Perhaps it was the format of sitting around a table rather than standing robotically, but whatever it was, Romney looked Presidential without looking robotic. Perhaps more importantly, he successfully accomplished the other objective I set for him, which was casting Santorum as a “creature of Washington.” His attacks were not particularly devastating (or even coherent in the case of his blaming Santorum for ObamaCare), but Santorum’s responses were, while accurate and sensible, riddled with political and procedural technicalities. I don’t know if the Romney campaign realized that Santorum would walk into this trap, but in any event Santorum did. Now, did viewers recognize that his long and convoluted answers reflected a Washington insider? I’m not sure. And if not, can Romney exploit those answers in an ad? I’m also not sure.
Rick Santorum – Punch Romney Fast
Rick Santorum did get a few jabs in on Romney, but by and large he held his fire and tried to play defense.
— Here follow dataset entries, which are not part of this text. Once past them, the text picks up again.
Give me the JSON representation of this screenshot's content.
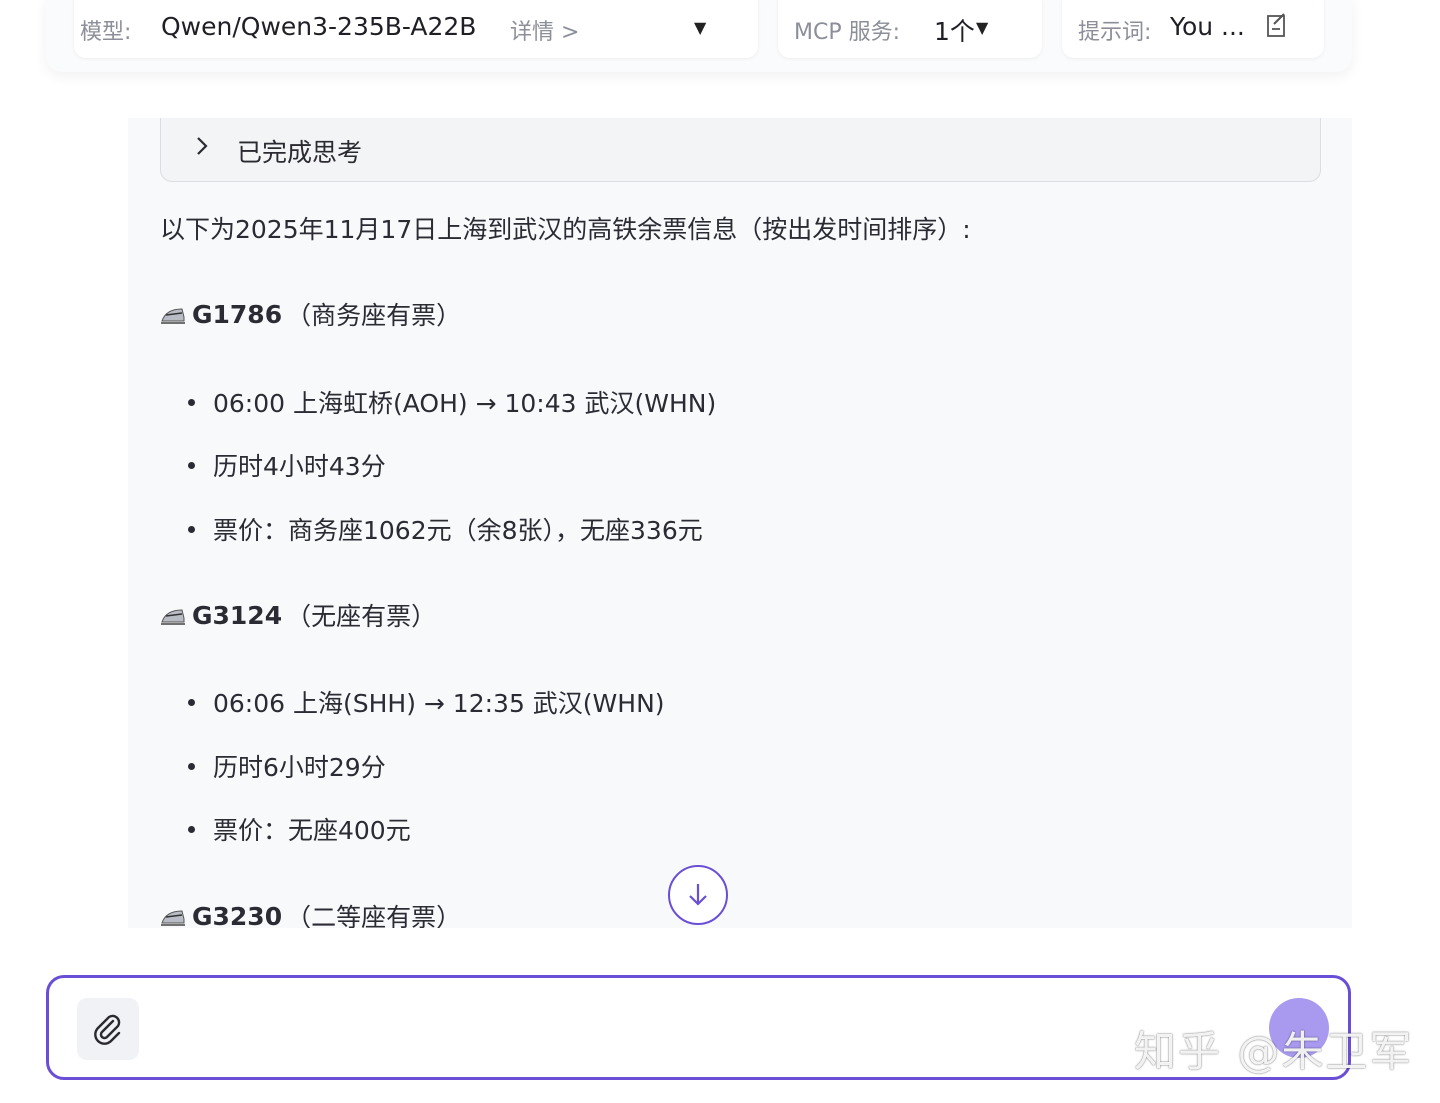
{
  "config": {
    "model": {
      "label": "模型:",
      "value": "Qwen/Qwen3-235B-A22B",
      "details_link": "详情 >"
    },
    "mcp": {
      "label": "MCP 服务:",
      "value": "1个"
    },
    "prompt": {
      "label": "提示词:",
      "value": "You ..."
    }
  },
  "thinking": {
    "label": "已完成思考"
  },
  "intro": "以下为2025年11月17日上海到武汉的高铁余票信息（按出发时间排序）:",
  "trains": [
    {
      "code": "G1786",
      "status": "（商务座有票）",
      "details": [
        "06:00 上海虹桥(AOH) → 10:43 武汉(WHN)",
        "历时4小时43分",
        "票价：商务座1062元（余8张），无座336元"
      ]
    },
    {
      "code": "G3124",
      "status": "（无座有票）",
      "details": [
        "06:06 上海(SHH) → 12:35 武汉(WHN)",
        "历时6小时29分",
        "票价：无座400元"
      ]
    },
    {
      "code": "G3230",
      "status": "（二等座有票）",
      "details": []
    }
  ],
  "composer": {
    "placeholder": ""
  },
  "watermark": "知乎 @朱卫军",
  "colors": {
    "accent": "#6a4fd6",
    "send": "#a99af0"
  }
}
I didn’t think he did poorly, but he failed to deliver the knockout punch he needed to. Santorum failed to understand that an attack is as successful as the weakness it exploits. To use the analogy of swordplay, an attack that strikes a vital organ is more important than leaving a flesh wound. Romney’s weakness in the GOP primaries is his inability to connect with middle and lower income conservatives. When Santorum tied Romney to the bank bailout, Romney calmly explained why a bank bailout was necessary. The Santorum retort that was never to arrive was to ignore Romney’s response and say “at the end of the day you wanted a bailout for your buddies on Wall Street but not one for the auto industry.” That’s it. It casts Romney as a “creature of Wall Street” (to use Romney’s strategy against Santorum as a template) and every possible Romney response sounds defensive. Santorum had some attacks, sure. Such as saying Romney didn’t do anything more in Massachusetts than Michael Dukakis. But these attacks were flesh wounds and will be forgotten.
Newt Gingrich – Target Romney
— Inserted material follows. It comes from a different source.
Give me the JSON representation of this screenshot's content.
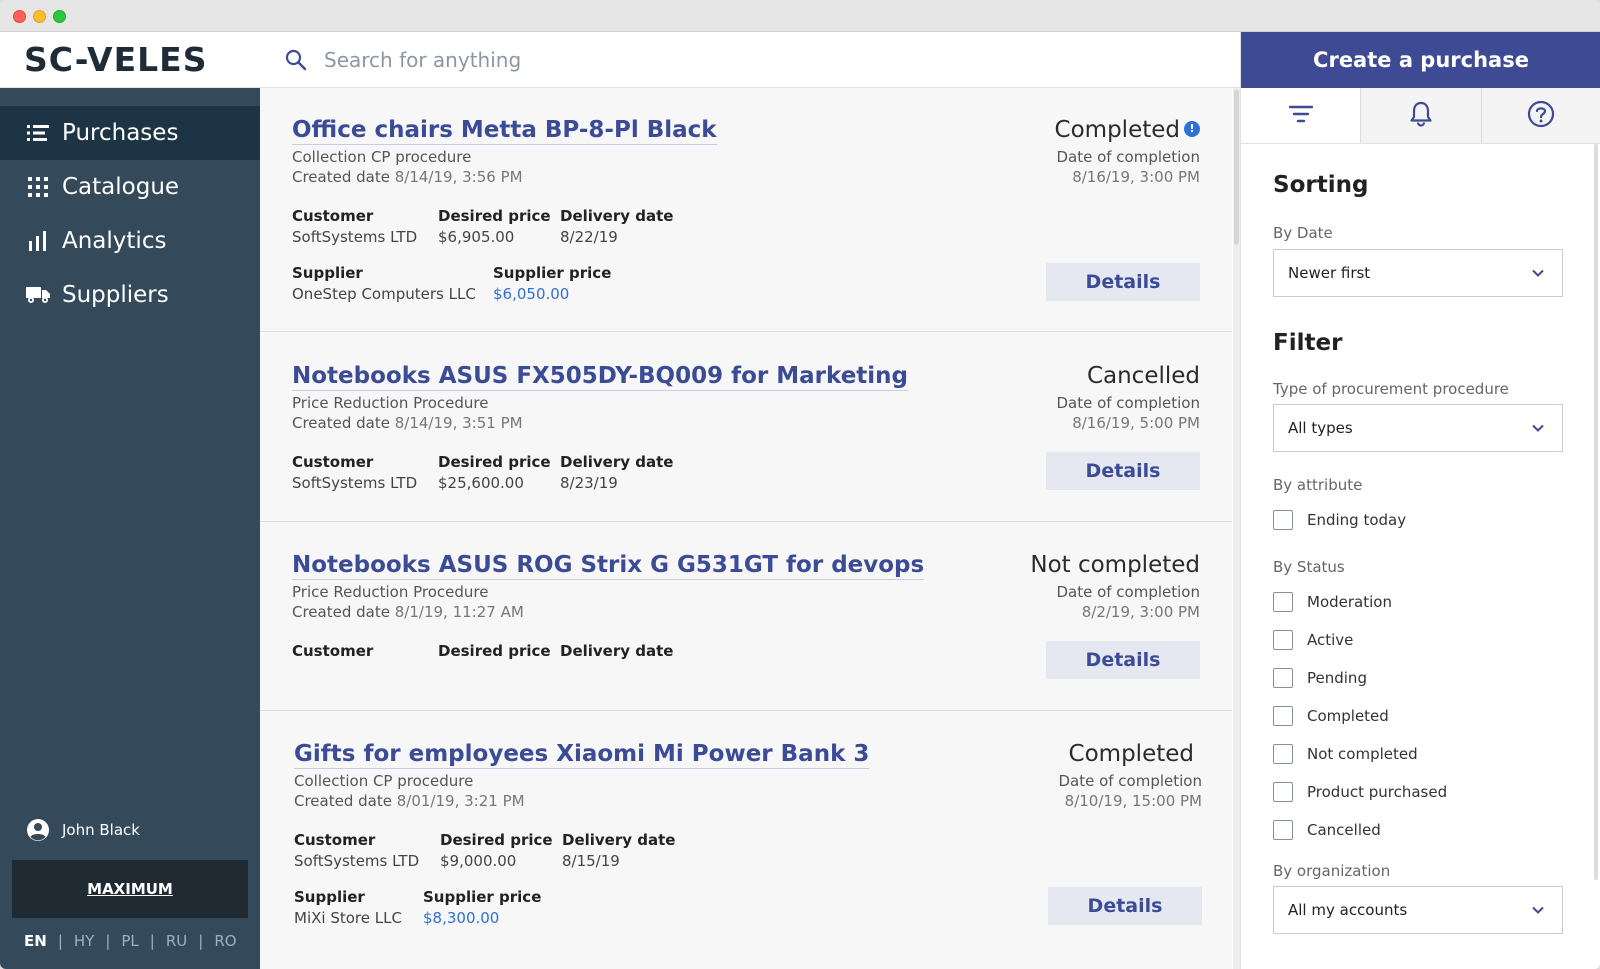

Once again Gingrich excelled in a debate where he was not the front-runner. In many ways he was more successful in defending Santorum than Santorum. Gingrich, who is no longer afraid of his Washington background, provided a succinct defense of earmarks as a tool for conservatives to battle Democratic Presidents. He bailed out Santorum on more than one occasion in the early going. Santorum should have recognized that Gingrich was willing to defend the political process and stayed out of his way — allowing Gingrich to don the mantle of career Washingtonian. But Santorum let his ego draw him into defending himself and kept Newt from unloading on Romney.
Ron Paul – Plan Comebacks
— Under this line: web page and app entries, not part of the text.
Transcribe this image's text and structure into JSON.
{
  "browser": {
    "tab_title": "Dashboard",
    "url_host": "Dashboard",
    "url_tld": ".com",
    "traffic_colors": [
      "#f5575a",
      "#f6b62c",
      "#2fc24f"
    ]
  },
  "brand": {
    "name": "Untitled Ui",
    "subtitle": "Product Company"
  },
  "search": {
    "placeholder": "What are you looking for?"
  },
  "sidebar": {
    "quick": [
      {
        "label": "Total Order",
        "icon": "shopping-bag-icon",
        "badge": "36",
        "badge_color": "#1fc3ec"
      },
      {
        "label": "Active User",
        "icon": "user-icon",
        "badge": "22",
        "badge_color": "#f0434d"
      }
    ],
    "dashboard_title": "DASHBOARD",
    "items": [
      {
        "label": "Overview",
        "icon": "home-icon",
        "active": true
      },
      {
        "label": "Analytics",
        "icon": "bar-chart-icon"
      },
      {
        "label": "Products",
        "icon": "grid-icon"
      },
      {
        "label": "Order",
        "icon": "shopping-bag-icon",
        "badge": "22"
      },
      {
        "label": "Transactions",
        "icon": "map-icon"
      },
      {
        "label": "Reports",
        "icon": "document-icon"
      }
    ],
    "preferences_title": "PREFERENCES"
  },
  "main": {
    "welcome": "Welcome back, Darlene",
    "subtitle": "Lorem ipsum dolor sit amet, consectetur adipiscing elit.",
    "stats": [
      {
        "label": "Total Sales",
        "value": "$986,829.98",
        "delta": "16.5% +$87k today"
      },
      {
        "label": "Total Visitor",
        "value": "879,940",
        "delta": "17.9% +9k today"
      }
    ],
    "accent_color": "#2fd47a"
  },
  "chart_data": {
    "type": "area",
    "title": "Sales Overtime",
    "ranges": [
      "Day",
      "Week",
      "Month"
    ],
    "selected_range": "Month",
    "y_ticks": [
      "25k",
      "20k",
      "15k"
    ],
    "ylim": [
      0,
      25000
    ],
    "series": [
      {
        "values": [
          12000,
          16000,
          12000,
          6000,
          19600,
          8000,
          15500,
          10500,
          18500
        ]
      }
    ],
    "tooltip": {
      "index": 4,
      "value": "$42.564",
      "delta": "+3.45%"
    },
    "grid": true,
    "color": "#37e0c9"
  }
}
His comebacks in defense of his anti-Santorum ad and on foreign wars were snappy and memorable.
To bring this full circle, my final focus is on the moderation. John King seemed gun shy after his savaging from Newt Gingrich last month, and the candidates recognized the blood in the water, as evidenced by Mitt Romney’s dismissive response that he refused to answer the questions King asked. I don’t want to hold back King’s career, but unless he was prepared to stand up to that abuse, he should not have moderated another debate this cycle. When the moderator lacks the gravitas with the candidates to elicit even the illusion of respect, there is functionally no moderation. Time and time again questions were left unanswered and King allowed one or all of the candidates to duck the questions.
But the candidates are not the only ones to blame. The networks seem increasingly enamored with demeaning the moderator. Questions from the audience and submitted via Twitter are sold as increasing “participation” and “democracy” but they really introduce ill-crafted questions, often with built in inaccuracies or faulty assumptions, where the moderator has not performed the meticulous work of crafting a question to guarantee a meaningful answer from the candidate.
And this is a shame, because moderation is our only tool for reforming the political debate — our only mechanism for forcing candidates to answer questions and address specifics.